“Murmurs of a Voice Foreknown” details the torments that a younger brother endures from his older sibling. While there is a bit of revenge that comes into play, the story is more concerned with the shift in thought that’s needed before revenge is possible than with the act itself. The basic lesson seems to be that we should be careful about whom we try to intimidate through fear, because fear can change people in unexpected ways.
“The Indoor Swamp” follows an admittedly lousy tourist attraction that grows progressively more disturbing as it continues.
“Origami Dreams” deals with the shifting nature of reality, tugging at the fear that we’ve all had from time to time that someone rearranges the universe in subtle ways when we’re not looking. Things we would have sworn to be true are revealed to never have happened and we have no memory of key events that everyone around us recalls. It’s at this point in the collection when the reader begins to realize that each story actually builds on the others, producing a nightmarish layering effect.
“20 Simple Steps to Ventriloquism” starts as a typical instruction manual on ventriloquism and, for the first half-dozen steps, you might believe that the author has literally copied some old instruction booklet into a story collection. But then the steps begin to take an ominous turn as we are introduced to the concept of “Greater Ventriloquism” and the sacrifices that such a skill requires. This one is easiy the best story in the collection and deserves whatever awards it is sure to receive.

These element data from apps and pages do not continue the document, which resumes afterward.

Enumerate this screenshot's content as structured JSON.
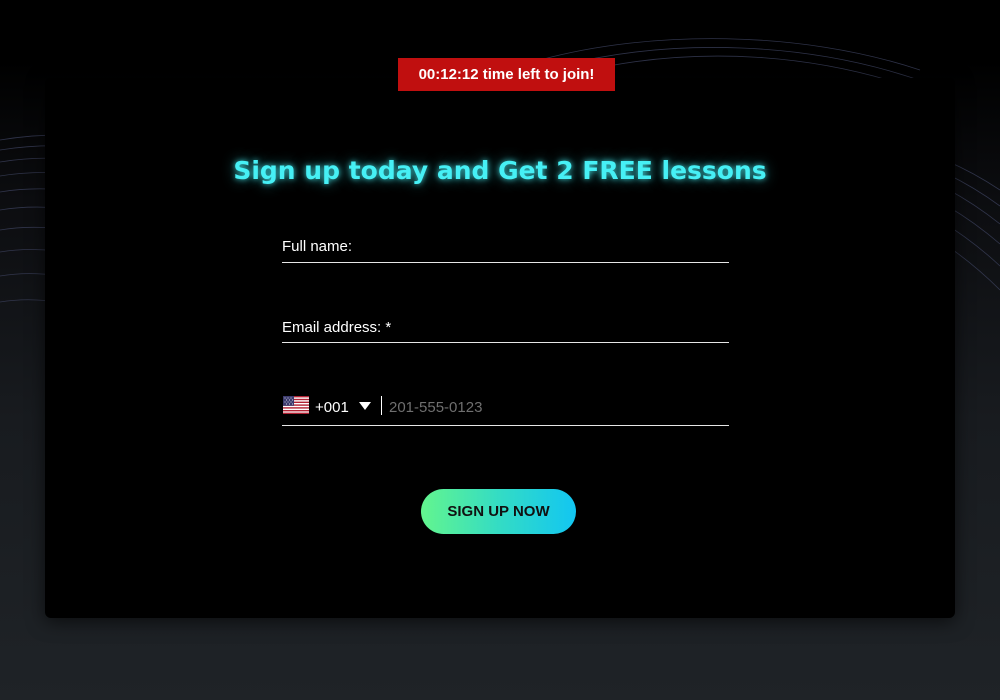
{
  "timer": {
    "text": "00:12:12 time left to join!",
    "color": "#c00f0f"
  },
  "headline": {
    "text": "Sign up today and Get 2 FREE lessons",
    "color": "#46f0f5"
  },
  "form": {
    "full_name": {
      "label": "Full name:",
      "value": ""
    },
    "email": {
      "label": "Email address: *",
      "value": ""
    },
    "phone": {
      "country_flag": "us-flag-icon",
      "dial_code": "+001",
      "value": "",
      "placeholder": "201-555-0123"
    },
    "submit_label": "SIGN UP NOW"
  },
  "colors": {
    "button_gradient_start": "#63f58e",
    "button_gradient_end": "#12c6f2",
    "card_background": "#000000"
  }
}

“The Infusorium” was originally published as a standalone chapbook and in many ways feels out of place compared to everything else in the book. A police officer is investigating a strange fog that’s making everyone in a papermill town sick, eventually unearthing a dark secret that goes back decades. While some of Padgett’s horror philosophy is presented here, it’s done in a way that removes us from the center, as if we’re observing the story from the outside rather than the inside. The result is the weakest story in the collection (which still happens to be good, just not as good as everything else that precedes and follows it).
“Organ Void” takes us back into horrific thought experiments, this time with the concept of ideas functioning like viruses. The shifting perspective makes it a little hard to follow, but there’s definitely something worth exploring in this one.
“The Secret of Ventriloquism” is a one-act play that in many ways reads like a direct sequel to “20 Simple Steps to Ventriloquism,” with some unlucky sap attempting to adopt those twenty steps in his own life, with predictably disastrous results.
It wraps up with “Escape to Thin Mountain,” which takes its title from Thomas Ligotti’s “Ten Steps to Thin Mountain.” By this point in the collection, the reader has no idea what to make of the little girl’s song. Is she really singing it or being made to sing it? Are we really hearing it or just tricked into thinking that we’re hearing it? Is there even a little girl at all? And are we really on a train?
So who should read this collection? It’s a bit of an acquired taste. More than a bit, to be perfectly honest. Try reading “20 Simple Steps to Ventriloquism” first and, if you like it, invest in the story collection. You can read it for free on the Lovecraft ezine or listen to the author read it at Pseudopod.
If you like that sample story, you can pick up the whole collection in print or electronic versions at Amazon or other online bookstores. Good luck.
* Another of those long-time fans is me. Someday I’ll tell you about the mysterious circumstances surrounding my attempt at acquiring a first edition of Songs of a Dead Dreamer. Fortunately, I was unsuccessful.
Michael Penkas has been writing horror, mystery, science fiction, and fantasy stories for years. His first mystery novel, Mistress Bunny and the Cancelled Client, is available in print and electronic editions. Learn more about his work at www.michaelpenkas.com.